The kidney glomerular capillary wall is responsible for the filtration of the blood plasma, and genetic or acquired errors in the composition of this structure can lead to the irretrievable loss of plasma proteins into the urine. The capillary wall itself is unlike any others elsewhere in the body and is comprised of three highly differentiated elements: (1) an inner endothelial cell layer; (2) a basement membrane; and (3) an outer layer of visceral epithelial cells called podocytes. Despite the central importance of the glomerulus in blood filtration, many questions concerning the embryonic derivation of its cellular layers and basement membrane proteins are unanswered. Likewise, little is known about how the capillary normally forms during development, how it is normally maintained in maturity, and what leads to the structural/functional changes that occur in diseases such as diabetes and certain autoimmune disorders.

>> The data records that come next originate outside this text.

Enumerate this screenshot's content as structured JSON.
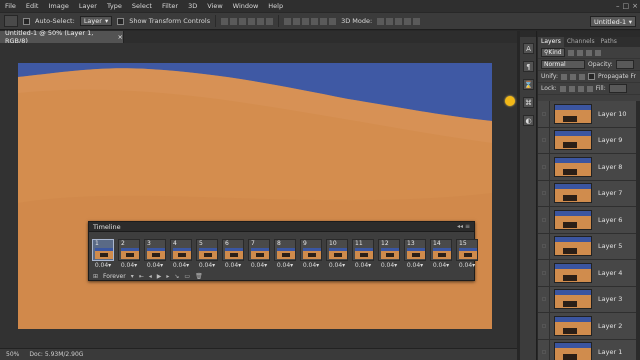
{
  "menubar": {
    "items": [
      "File",
      "Edit",
      "Image",
      "Layer",
      "Type",
      "Select",
      "Filter",
      "3D",
      "View",
      "Window",
      "Help"
    ],
    "window_controls": [
      "–",
      "□",
      "×"
    ]
  },
  "options": {
    "auto_select_label": "Auto-Select:",
    "auto_select_value": "Layer",
    "show_transform_label": "Show Transform Controls",
    "mode_label": "3D Mode:",
    "workspace_value": "Untitled-1"
  },
  "document": {
    "tab_title": "Untitled-1 @ 50% (Layer 1, RGB/8)",
    "close_glyph": "×"
  },
  "status": {
    "zoom": "50%",
    "doc_info": "Doc: 5.93M/2.90G"
  },
  "timeline": {
    "title": "Timeline",
    "header_controls": "◂◂ ≡",
    "frames": [
      {
        "num": "1",
        "delay": "0.04▾"
      },
      {
        "num": "2",
        "delay": "0.04▾"
      },
      {
        "num": "3",
        "delay": "0.04▾"
      },
      {
        "num": "4",
        "delay": "0.04▾"
      },
      {
        "num": "5",
        "delay": "0.04▾"
      },
      {
        "num": "6",
        "delay": "0.04▾"
      },
      {
        "num": "7",
        "delay": "0.04▾"
      },
      {
        "num": "8",
        "delay": "0.04▾"
      },
      {
        "num": "9",
        "delay": "0.04▾"
      },
      {
        "num": "10",
        "delay": "0.04▾"
      },
      {
        "num": "11",
        "delay": "0.04▾"
      },
      {
        "num": "12",
        "delay": "0.04▾"
      },
      {
        "num": "13",
        "delay": "0.04▾"
      },
      {
        "num": "14",
        "delay": "0.04▾"
      },
      {
        "num": "15",
        "delay": "0.04▾"
      }
    ],
    "loop_value": "Forever",
    "controls": [
      "⇤",
      "◂",
      "▶",
      "▸",
      "↘",
      "▭",
      "🗑"
    ]
  },
  "layers_panel": {
    "tabs": [
      "Layers",
      "Channels",
      "Paths"
    ],
    "filter_label": "Kind",
    "blend_mode": "Normal",
    "opacity_label": "Opacity:",
    "unify_label": "Unify:",
    "propagate_label": "Propagate Fr",
    "lock_label": "Lock:",
    "fill_label": "Fill:",
    "layers": [
      "Layer 10",
      "Layer 9",
      "Layer 8",
      "Layer 7",
      "Layer 6",
      "Layer 5",
      "Layer 4",
      "Layer 3",
      "Layer 2",
      "Layer 1"
    ]
  },
  "colors": {
    "sky": "#3f59a4",
    "sand": "#d48d4e",
    "accent_cursor": "#f2b818"
  }
}
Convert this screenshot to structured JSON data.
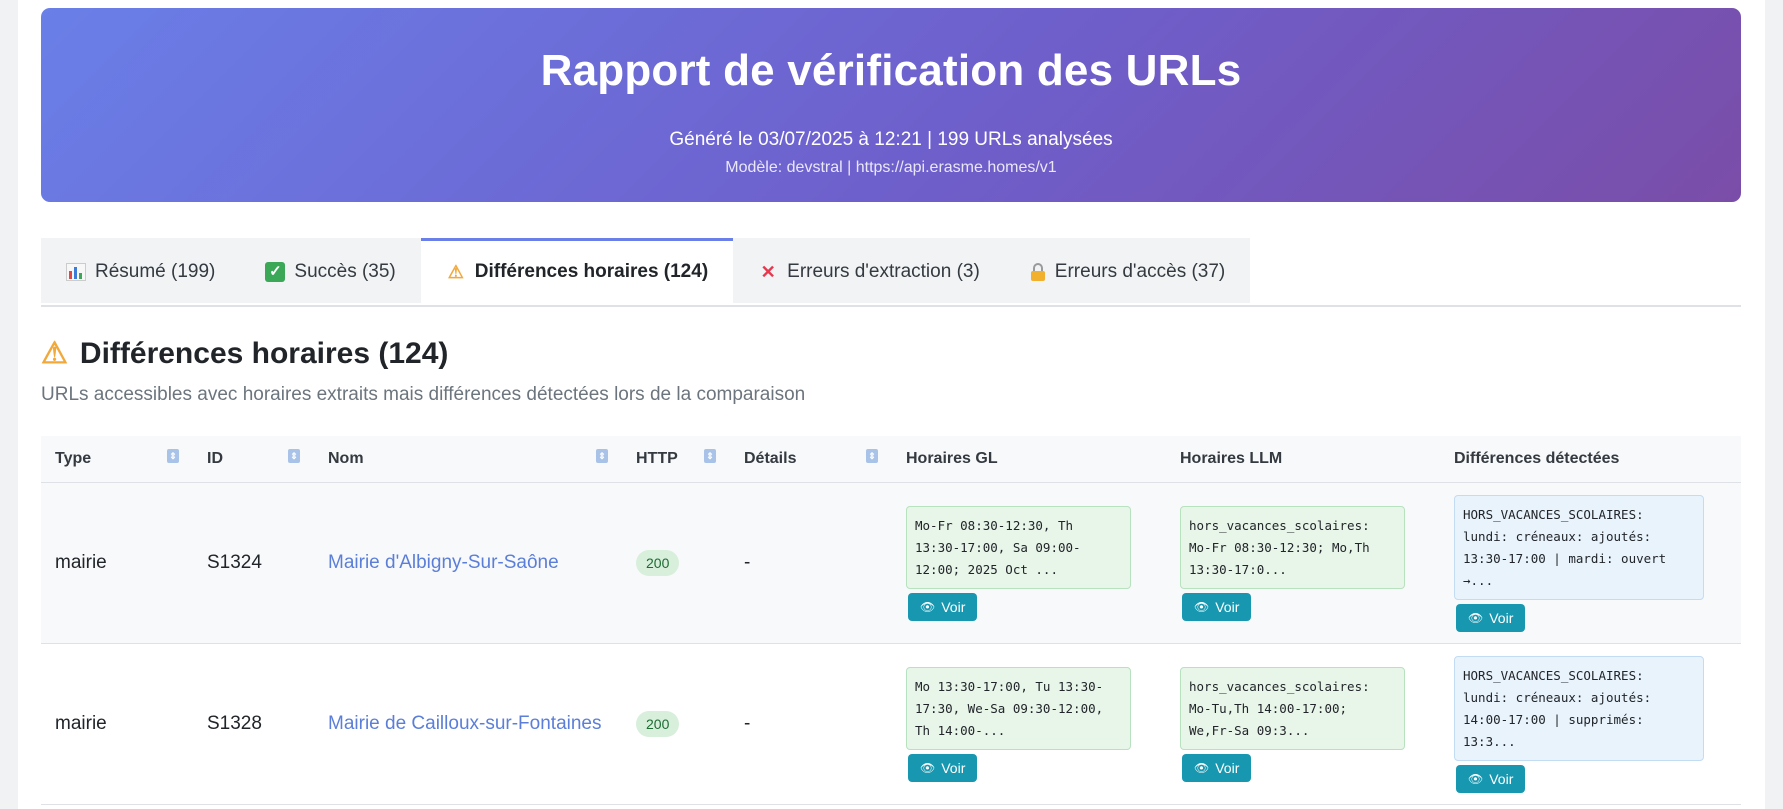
{
  "header": {
    "title": "Rapport de vérification des URLs",
    "subtitle": "Généré le 03/07/2025 à 12:21 | 199 URLs analysées",
    "meta": "Modèle: devstral | https://api.erasme.homes/v1"
  },
  "tabs": [
    {
      "label": "Résumé (199)",
      "icon": "bar-chart-icon"
    },
    {
      "label": "Succès (35)",
      "icon": "check-icon"
    },
    {
      "label": "Différences horaires (124)",
      "icon": "warning-icon",
      "active": true
    },
    {
      "label": "Erreurs d'extraction (3)",
      "icon": "cross-icon"
    },
    {
      "label": "Erreurs d'accès (37)",
      "icon": "lock-icon"
    }
  ],
  "section": {
    "title": "Différences horaires (124)",
    "description": "URLs accessibles avec horaires extraits mais différences détectées lors de la comparaison"
  },
  "table": {
    "columns": [
      "Type",
      "ID",
      "Nom",
      "HTTP",
      "Détails",
      "Horaires GL",
      "Horaires LLM",
      "Différences détectées"
    ],
    "voir_label": "Voir",
    "rows": [
      {
        "type": "mairie",
        "id": "S1324",
        "nom": "Mairie d'Albigny-Sur-Saône",
        "http": "200",
        "details": "-",
        "horaires_gl": "Mo-Fr 08:30-12:30, Th 13:30-17:00, Sa 09:00-12:00; 2025 Oct ...",
        "horaires_llm": "hors_vacances_scolaires: Mo-Fr 08:30-12:30; Mo,Th 13:30-17:0...",
        "differences": "HORS_VACANCES_SCOLAIRES: lundi: créneaux: ajoutés: 13:30-17:00 | mardi: ouvert →..."
      },
      {
        "type": "mairie",
        "id": "S1328",
        "nom": "Mairie de Cailloux-sur-Fontaines",
        "http": "200",
        "details": "-",
        "horaires_gl": "Mo 13:30-17:00, Tu 13:30-17:30, We-Sa 09:30-12:00, Th 14:00-...",
        "horaires_llm": "hors_vacances_scolaires: Mo-Tu,Th 14:00-17:00; We,Fr-Sa 09:3...",
        "differences": "HORS_VACANCES_SCOLAIRES: lundi: créneaux: ajoutés: 14:00-17:00 | supprimés: 13:3..."
      }
    ]
  }
}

For the past several years, my laboratory has been investigating the development of the glomerulus during kidney organogenesis, using a variety of molecular genetic, cell and organ culture, immunocytochemical, and transembryonic microsurgical grafting approaches. Specifically, we are currently studying the lineages of glomerular endothelial cells and trying to understand receptor/ligand signals that mediate the differentiation of these cells from angioblasts (endothelial progenitors). In addition, we are exploring the assembly of the glomerular basement membrane, looking at how the different matrix proteins interact with one another in vitro and in the secretory pathway, and how the inventory of these proteins changes as the basement membrane matures. Finally, we are beginning to examine the expression of podocyte-specific proteins during formation of the podocyte foot processes, which are structures that may be the most functionally prominent feature of the filtration barrier.